▶ _Prompt_:
For every line of the material below, check for the string "icon" and return the line if it is there.
--- START ---
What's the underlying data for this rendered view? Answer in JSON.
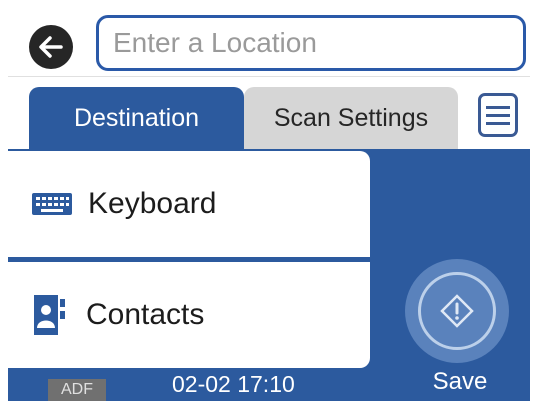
{
  "header": {
    "back_icon": "arrow-left-icon",
    "location_placeholder": "Enter a Location",
    "location_value": ""
  },
  "tabs": [
    {
      "label": "Destination",
      "active": true
    },
    {
      "label": "Scan Settings",
      "active": false
    }
  ],
  "menu_icon": "list-menu-icon",
  "destinations": [
    {
      "label": "Keyboard",
      "icon": "keyboard-icon"
    },
    {
      "label": "Contacts",
      "icon": "contacts-book-icon"
    }
  ],
  "status": {
    "source": "ADF",
    "datetime": "02-02 17:10"
  },
  "start": {
    "icon": "start-diamond-icon",
    "save_label": "Save"
  },
  "colors": {
    "accent_blue": "#2c5a9e",
    "inactive_tab": "#d6d6d6",
    "start_button": "#5a82bc"
  }
}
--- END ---
▶ _Task output_:
    "back_icon": "arrow-left-icon",
  "menu_icon": "list-menu-icon",
      "icon": "keyboard-icon"
      "icon": "contacts-book-icon"
    "icon": "start-diamond-icon",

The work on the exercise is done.